In “Hear Our Stories,” we prioritize uprooted young parenting Latinas through digital storytelling.
Digital storytelling is a unique way to make a short video. A digital story is a powerful and brief visual narrative. It is usually focused on a moment in someone’s life and is told in first-person voice, using concise words and images.
In the summer and fall of 2013, we conducted four digital storytelling workshops at The Care Center, which served as our primary site for data collection. The workshops were facilitated by the Center for Digital Storytelling and WGBY staff.
An orientation session at the beginning of each workshop introduced the project and digital storytelling process, and focused specifically on bringing personal stories into the public realm for media and strategic communications purposes. The four days of the workshop focused on individual and group script work and digital editing. At the end of the workshop, participants screened and discussed their stories, and were asked to complete a post-workshop evaluation. All workshop participants received a DVD of their story.
In addition to the workshops, we conducted in-depth interviews with the young women to understand their lives more fully. Interested participants also engaged in follow-up leadership training, empowerment activities, as well as community forums.
Eight graduate students were funded as Ford Youth Sexuality Fellows or interns as part of the project. The fellows and interns had the opportunity to enroll in a tailored curriculum, which emphasizes an interdisciplinary approach to ethnographic, narrative, and sensory methods — with a topical focus on sexuality and embodiment.
Strategic Health Communication, Public Health 608
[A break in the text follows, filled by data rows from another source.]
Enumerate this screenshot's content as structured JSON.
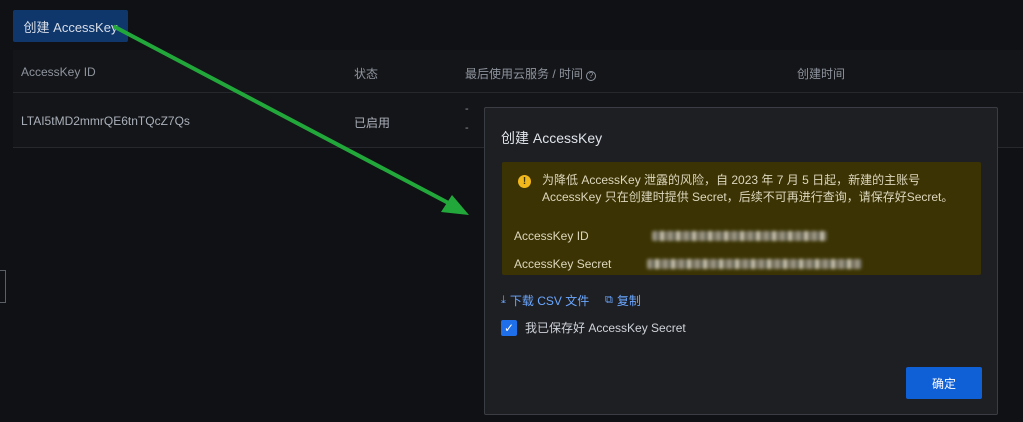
{
  "toolbar": {
    "create_label": "创建 AccessKey"
  },
  "table": {
    "headers": [
      "AccessKey ID",
      "状态",
      "最后使用云服务 / 时间",
      "创建时间"
    ],
    "rows": [
      {
        "id": "LTAI5tMD2mmrQE6tnTQcZ7Qs",
        "status": "已启用",
        "last_used_1": "-",
        "last_used_2": "-"
      }
    ]
  },
  "modal": {
    "title": "创建 AccessKey",
    "warning_line1": "为降低 AccessKey 泄露的风险，自 2023 年 7 月 5 日起，新建的主账号",
    "warning_line2": "AccessKey 只在创建时提供 Secret，后续不可再进行查询，请保存好Secret。",
    "id_label": "AccessKey ID",
    "secret_label": "AccessKey Secret",
    "download_label": "下载 CSV 文件",
    "copy_label": "复制",
    "checkbox_label": "我已保存好 AccessKey Secret",
    "checkbox_checked": true,
    "confirm_label": "确定"
  },
  "icons": {
    "help": "help-circle-icon",
    "warning": "warning-icon",
    "download": "download-icon",
    "copy": "copy-icon",
    "check": "check-icon"
  },
  "colors": {
    "primary": "#0f5fd6",
    "warning_bg": "#3b3303",
    "warning_icon": "#f2b71b",
    "link": "#6aa7ff",
    "annotation_arrow": "#22a83a"
  }
}
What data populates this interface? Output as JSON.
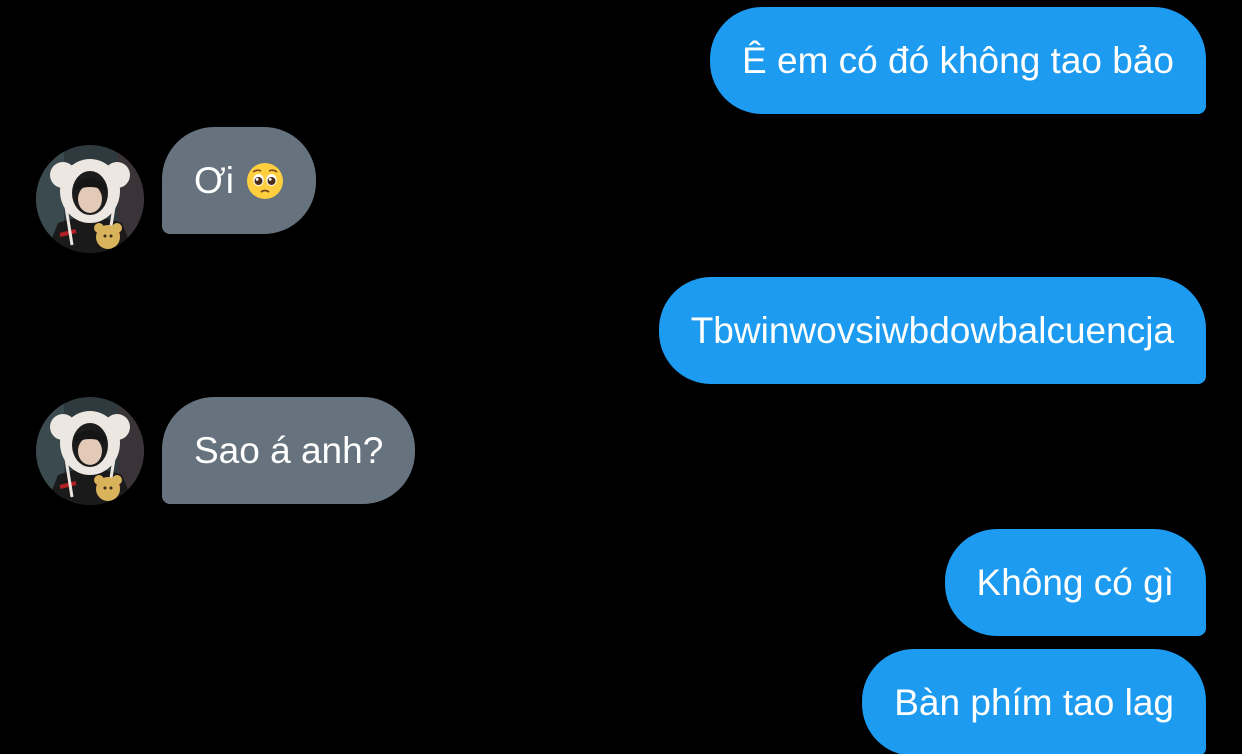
{
  "colors": {
    "background": "#000000",
    "outgoing_bubble": "#1d9bf0",
    "incoming_bubble": "#66737f",
    "text": "#ffffff"
  },
  "messages": [
    {
      "direction": "outgoing",
      "text": "Ê em có đó không tao bảo"
    },
    {
      "direction": "incoming",
      "text": "Ơi",
      "emoji": "pleading-face-emoji",
      "avatar": "contact-avatar"
    },
    {
      "direction": "outgoing",
      "text": "Tbwinwovsiwbdowbalcuencja"
    },
    {
      "direction": "incoming",
      "text": "Sao á anh?",
      "avatar": "contact-avatar"
    },
    {
      "direction": "outgoing",
      "text": "Không có gì"
    },
    {
      "direction": "outgoing",
      "text": "Bàn phím tao lag"
    }
  ]
}
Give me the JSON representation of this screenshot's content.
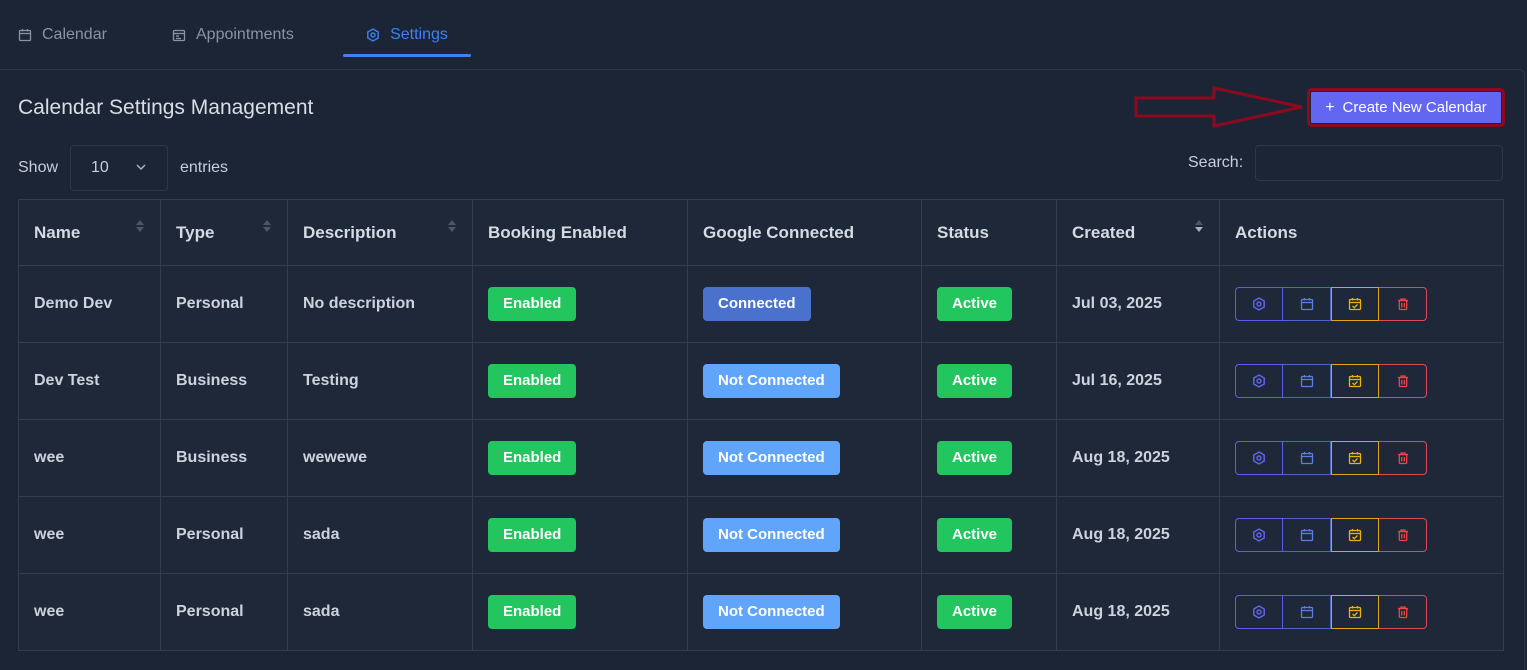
{
  "tabs": [
    {
      "label": "Calendar",
      "icon": "calendar-icon",
      "active": false
    },
    {
      "label": "Appointments",
      "icon": "appointments-icon",
      "active": false
    },
    {
      "label": "Settings",
      "icon": "settings-icon",
      "active": true
    }
  ],
  "page": {
    "title": "Calendar Settings Management",
    "create_button": "Create New Calendar",
    "create_button_icon": "plus-icon"
  },
  "controls": {
    "show_label": "Show",
    "entries_value": "10",
    "entries_label": "entries",
    "search_label": "Search:",
    "search_value": ""
  },
  "table": {
    "headers": [
      "Name",
      "Type",
      "Description",
      "Booking Enabled",
      "Google Connected",
      "Status",
      "Created",
      "Actions"
    ],
    "rows": [
      {
        "name": "Demo Dev",
        "type": "Personal",
        "description": "No description",
        "booking": "Enabled",
        "google": "Connected",
        "status": "Active",
        "created": "Jul 03, 2025"
      },
      {
        "name": "Dev Test",
        "type": "Business",
        "description": "Testing",
        "booking": "Enabled",
        "google": "Not Connected",
        "status": "Active",
        "created": "Jul 16, 2025"
      },
      {
        "name": "wee",
        "type": "Business",
        "description": "wewewe",
        "booking": "Enabled",
        "google": "Not Connected",
        "status": "Active",
        "created": "Aug 18, 2025"
      },
      {
        "name": "wee",
        "type": "Personal",
        "description": "sada",
        "booking": "Enabled",
        "google": "Not Connected",
        "status": "Active",
        "created": "Aug 18, 2025"
      },
      {
        "name": "wee",
        "type": "Personal",
        "description": "sada",
        "booking": "Enabled",
        "google": "Not Connected",
        "status": "Active",
        "created": "Aug 18, 2025"
      }
    ],
    "action_icons": [
      "settings-icon",
      "calendar-icon",
      "calendar-check-icon",
      "trash-icon"
    ]
  },
  "colors": {
    "accent": "#3b82f6",
    "create_button": "#6366f1",
    "annotation": "#8b0a1f",
    "enabled": "#22c55e",
    "connected": "#4a72cc",
    "not_connected": "#60a5fa",
    "delete": "#e0485a",
    "schedule": "#e0a31a"
  }
}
This course provides students with a critical understanding of the effects of new/social and mass media in promoting and restricting the achievement of public health promotion goals. Students develop the skills necessary to use media strategically to advance public health policies and social change. The course covers the design, implementation and evaluation of media campaigns to promote public health goals, and examines theories and research on media influences with respect to the potential harmful influences of mass media on human health behaviors. Students also design a digital media-based health communication campaign.
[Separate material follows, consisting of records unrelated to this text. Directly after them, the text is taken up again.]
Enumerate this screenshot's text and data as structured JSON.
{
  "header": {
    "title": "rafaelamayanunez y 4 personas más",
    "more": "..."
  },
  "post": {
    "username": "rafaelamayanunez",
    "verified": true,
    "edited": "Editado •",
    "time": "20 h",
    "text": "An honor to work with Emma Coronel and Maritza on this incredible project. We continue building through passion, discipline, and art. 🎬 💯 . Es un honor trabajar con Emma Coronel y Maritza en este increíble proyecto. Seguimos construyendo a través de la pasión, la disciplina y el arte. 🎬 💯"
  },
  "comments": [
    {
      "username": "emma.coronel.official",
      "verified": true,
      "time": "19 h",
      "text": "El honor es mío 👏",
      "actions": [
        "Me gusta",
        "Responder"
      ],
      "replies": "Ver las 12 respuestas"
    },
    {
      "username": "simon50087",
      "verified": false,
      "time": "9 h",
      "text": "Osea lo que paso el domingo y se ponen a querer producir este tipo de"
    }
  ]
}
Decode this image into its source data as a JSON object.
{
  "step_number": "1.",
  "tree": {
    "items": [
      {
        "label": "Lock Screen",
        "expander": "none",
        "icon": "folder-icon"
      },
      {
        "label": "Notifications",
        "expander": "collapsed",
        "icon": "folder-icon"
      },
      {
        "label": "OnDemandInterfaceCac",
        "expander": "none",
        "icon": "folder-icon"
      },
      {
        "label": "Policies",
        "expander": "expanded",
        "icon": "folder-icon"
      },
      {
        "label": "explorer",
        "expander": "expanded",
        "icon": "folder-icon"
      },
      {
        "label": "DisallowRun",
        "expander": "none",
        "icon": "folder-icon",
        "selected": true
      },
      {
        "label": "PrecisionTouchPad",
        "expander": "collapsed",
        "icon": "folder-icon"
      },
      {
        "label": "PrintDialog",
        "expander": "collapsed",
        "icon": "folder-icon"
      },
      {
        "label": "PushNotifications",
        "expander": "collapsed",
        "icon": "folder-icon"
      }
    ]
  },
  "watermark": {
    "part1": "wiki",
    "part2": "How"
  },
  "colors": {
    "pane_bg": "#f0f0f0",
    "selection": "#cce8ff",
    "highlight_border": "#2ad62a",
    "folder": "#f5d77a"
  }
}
Public Health and Social Justice, Public Health 690F
This course provides an introduction to the topic of public health and social justice. Students conduct an in-depth examination and discussion of the theories of justice, social determinants of health, and learn about community-based participatory research and narrative methods that may be used to address social injustices and public health inequalities. The course is designed to provide students with theoretical principles, methods, and skills essential to plan, implement, and evaluate community development activities.
Reproductive Health: Politics, Rights, and Justice, Public Health 582
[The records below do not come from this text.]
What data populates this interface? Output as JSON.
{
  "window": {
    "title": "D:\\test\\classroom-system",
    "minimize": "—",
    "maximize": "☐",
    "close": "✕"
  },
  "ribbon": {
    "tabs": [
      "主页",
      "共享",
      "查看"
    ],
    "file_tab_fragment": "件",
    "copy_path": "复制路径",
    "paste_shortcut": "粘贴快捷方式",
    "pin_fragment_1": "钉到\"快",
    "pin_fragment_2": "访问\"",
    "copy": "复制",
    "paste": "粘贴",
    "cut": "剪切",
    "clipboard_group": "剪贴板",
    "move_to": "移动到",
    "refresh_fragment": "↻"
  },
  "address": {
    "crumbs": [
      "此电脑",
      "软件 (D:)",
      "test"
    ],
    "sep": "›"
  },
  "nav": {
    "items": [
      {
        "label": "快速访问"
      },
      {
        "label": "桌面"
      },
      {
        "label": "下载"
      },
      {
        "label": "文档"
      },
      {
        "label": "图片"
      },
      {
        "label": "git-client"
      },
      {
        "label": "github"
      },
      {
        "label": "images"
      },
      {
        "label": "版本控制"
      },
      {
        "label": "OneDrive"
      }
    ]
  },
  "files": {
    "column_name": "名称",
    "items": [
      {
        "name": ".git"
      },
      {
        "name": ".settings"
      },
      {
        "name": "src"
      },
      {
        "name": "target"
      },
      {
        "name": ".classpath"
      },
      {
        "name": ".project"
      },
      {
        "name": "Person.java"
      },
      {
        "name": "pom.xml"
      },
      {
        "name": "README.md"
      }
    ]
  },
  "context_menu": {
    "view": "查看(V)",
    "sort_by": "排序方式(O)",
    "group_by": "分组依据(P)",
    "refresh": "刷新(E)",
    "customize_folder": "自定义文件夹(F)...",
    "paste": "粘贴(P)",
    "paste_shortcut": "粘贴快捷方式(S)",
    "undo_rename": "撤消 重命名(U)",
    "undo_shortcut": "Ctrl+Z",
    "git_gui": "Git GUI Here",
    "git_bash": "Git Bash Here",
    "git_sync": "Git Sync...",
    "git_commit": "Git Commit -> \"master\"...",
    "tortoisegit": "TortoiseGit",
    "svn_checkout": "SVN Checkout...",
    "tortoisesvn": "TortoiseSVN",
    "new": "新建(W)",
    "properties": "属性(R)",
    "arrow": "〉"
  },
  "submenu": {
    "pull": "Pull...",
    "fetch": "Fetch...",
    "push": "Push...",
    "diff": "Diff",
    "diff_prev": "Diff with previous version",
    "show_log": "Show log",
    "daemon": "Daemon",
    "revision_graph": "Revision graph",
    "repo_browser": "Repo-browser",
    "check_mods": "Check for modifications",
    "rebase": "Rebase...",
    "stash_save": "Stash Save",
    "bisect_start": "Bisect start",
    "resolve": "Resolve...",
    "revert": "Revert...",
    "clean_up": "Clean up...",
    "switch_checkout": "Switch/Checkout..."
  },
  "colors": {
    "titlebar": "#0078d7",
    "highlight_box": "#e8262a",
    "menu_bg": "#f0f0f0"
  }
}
This course explores ethnographic approaches to women’s reproductive health issues while looking at reproduction in broader socioeconomic and political contexts. In particular, the class delves into the gendered, racialized, cultural, sexual, and classed dimensions that underlie women’s reproduction — with special attention to the long-term health effects of racism, poverty and sexism. Students in this course gain broad exposure to a number of women’s reproductive health issues and the interdisciplinary theorizing of feminist, medical social scientist, and public health scholars.
Doctoral Seminar: Sensing Public Health, Telling Public Stories, Public Health 892
This seminar is designed to enhance students’ understanding of narrative and multisensory approaches to social research and public health. Because senses ground human experience and interaction, they are fundamental to cultural expression and the medium through which values and practices are socially expressed. Participatory visual and digital methods offer multi-sensory methods for conducting public health research, promoting health, and reaching policymakers and community members alike.
Global Bodies, Anthropology 597
This course tracks on the human body, increasingly an object of anthropological study. The body is rich as a site of meaning and materiality. Similarly, culture inscribes itself on the body in terms of normalization and governance. This course explores relevant issues surrounding the body today. Topics such as personhood, natural vs. artificial bodies, identity and subjectivity (nationality, race, class, sex, gender), domination and marginalization, and policy will be discussed. The class focuses on the body in three main stages: birth, life, and death, with relevant case studies in each stage.
Writing Ethnography, Anthropology 697
This seminar takes ethnography as its object of analysis and its subject of practice. The seminar provides students with tools for thinking through the politics of representation. We examine the ongoing consequences of the representational crisis that plagued ethnography, with vehemence in the 1980s and 1990s, and investigate how and to what degree the genre has recovered. We explore whether we are committed to ethnography as a genre, and if so how and why? In addition, the seminar provides students with a space to practice their own ethnographic writing. In both our reading and writing, we explore conventional as well as experimental forms of representation, including critical ethnography, the ethnographic novel, creative non-fiction, cross-cultural memoir, and digital ethnographies.